## ASSIGNMENT
Nothing may be left out of the listing below but its images; repeat the rest exactly.

───

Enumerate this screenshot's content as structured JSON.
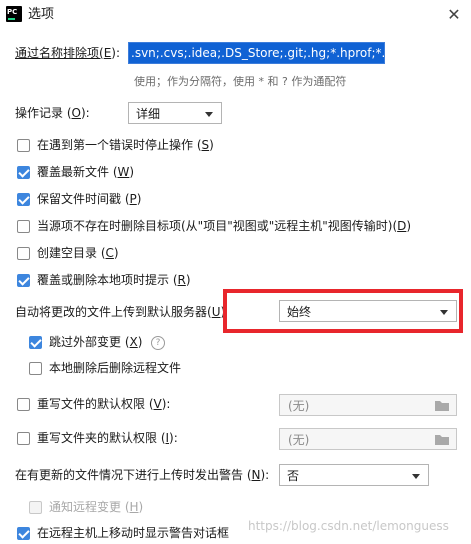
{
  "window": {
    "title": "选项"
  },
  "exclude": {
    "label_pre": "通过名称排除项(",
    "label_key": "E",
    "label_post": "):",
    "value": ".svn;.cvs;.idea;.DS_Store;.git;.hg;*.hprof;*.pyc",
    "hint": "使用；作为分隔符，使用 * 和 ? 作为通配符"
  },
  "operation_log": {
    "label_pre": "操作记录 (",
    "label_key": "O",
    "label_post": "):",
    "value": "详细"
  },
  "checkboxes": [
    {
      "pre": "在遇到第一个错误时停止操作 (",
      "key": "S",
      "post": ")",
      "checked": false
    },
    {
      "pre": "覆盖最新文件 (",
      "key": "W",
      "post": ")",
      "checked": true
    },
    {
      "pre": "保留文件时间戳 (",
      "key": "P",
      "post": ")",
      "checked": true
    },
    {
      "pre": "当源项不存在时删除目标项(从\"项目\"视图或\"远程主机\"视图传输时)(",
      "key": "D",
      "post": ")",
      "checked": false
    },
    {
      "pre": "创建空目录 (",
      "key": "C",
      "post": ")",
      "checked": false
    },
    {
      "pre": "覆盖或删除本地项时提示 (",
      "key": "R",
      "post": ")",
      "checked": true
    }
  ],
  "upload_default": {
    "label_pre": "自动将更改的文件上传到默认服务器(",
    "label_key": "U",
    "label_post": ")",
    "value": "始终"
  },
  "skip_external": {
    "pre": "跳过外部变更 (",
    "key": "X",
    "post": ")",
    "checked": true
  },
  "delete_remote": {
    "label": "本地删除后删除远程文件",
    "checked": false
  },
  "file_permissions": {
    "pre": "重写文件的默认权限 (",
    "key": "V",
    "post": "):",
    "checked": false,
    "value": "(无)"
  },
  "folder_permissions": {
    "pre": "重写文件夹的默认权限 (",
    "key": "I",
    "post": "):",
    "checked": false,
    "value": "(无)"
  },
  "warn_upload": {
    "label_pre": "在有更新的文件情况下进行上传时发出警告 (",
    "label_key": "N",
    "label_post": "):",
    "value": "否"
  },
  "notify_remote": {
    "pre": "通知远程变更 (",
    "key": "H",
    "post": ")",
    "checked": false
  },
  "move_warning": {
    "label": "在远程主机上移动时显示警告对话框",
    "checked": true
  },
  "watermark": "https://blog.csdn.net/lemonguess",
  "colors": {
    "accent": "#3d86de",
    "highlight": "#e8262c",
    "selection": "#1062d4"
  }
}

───

## RESULT
Enumerate this screenshot's content as structured JSON.
{
  "window": {
    "title": "选项"
  },
  "exclude": {
    "label_pre": "通过名称排除项(",
    "label_key": "E",
    "label_post": "):",
    "value": ".svn;.cvs;.idea;.DS_Store;.git;.hg;*.hprof;*.pyc",
    "hint": "使用；作为分隔符，使用 * 和 ? 作为通配符"
  },
  "operation_log": {
    "label_pre": "操作记录 (",
    "label_key": "O",
    "label_post": "):",
    "value": "详细"
  },
  "checkboxes": [
    {
      "pre": "在遇到第一个错误时停止操作 (",
      "key": "S",
      "post": ")",
      "checked": false
    },
    {
      "pre": "覆盖最新文件 (",
      "key": "W",
      "post": ")",
      "checked": true
    },
    {
      "pre": "保留文件时间戳 (",
      "key": "P",
      "post": ")",
      "checked": true
    },
    {
      "pre": "当源项不存在时删除目标项(从\"项目\"视图或\"远程主机\"视图传输时)(",
      "key": "D",
      "post": ")",
      "checked": false
    },
    {
      "pre": "创建空目录 (",
      "key": "C",
      "post": ")",
      "checked": false
    },
    {
      "pre": "覆盖或删除本地项时提示 (",
      "key": "R",
      "post": ")",
      "checked": true
    }
  ],
  "upload_default": {
    "label_pre": "自动将更改的文件上传到默认服务器(",
    "label_key": "U",
    "label_post": ")",
    "value": "始终"
  },
  "skip_external": {
    "pre": "跳过外部变更 (",
    "key": "X",
    "post": ")",
    "checked": true
  },
  "delete_remote": {
    "label": "本地删除后删除远程文件",
    "checked": false
  },
  "file_permissions": {
    "pre": "重写文件的默认权限 (",
    "key": "V",
    "post": "):",
    "checked": false,
    "value": "(无)"
  },
  "folder_permissions": {
    "pre": "重写文件夹的默认权限 (",
    "key": "I",
    "post": "):",
    "checked": false,
    "value": "(无)"
  },
  "warn_upload": {
    "label_pre": "在有更新的文件情况下进行上传时发出警告 (",
    "label_key": "N",
    "label_post": "):",
    "value": "否"
  },
  "notify_remote": {
    "pre": "通知远程变更 (",
    "key": "H",
    "post": ")",
    "checked": false
  },
  "move_warning": {
    "label": "在远程主机上移动时显示警告对话框",
    "checked": true
  },
  "watermark": "https://blog.csdn.net/lemonguess",
  "colors": {
    "accent": "#3d86de",
    "highlight": "#e8262c",
    "selection": "#1062d4"
  }
}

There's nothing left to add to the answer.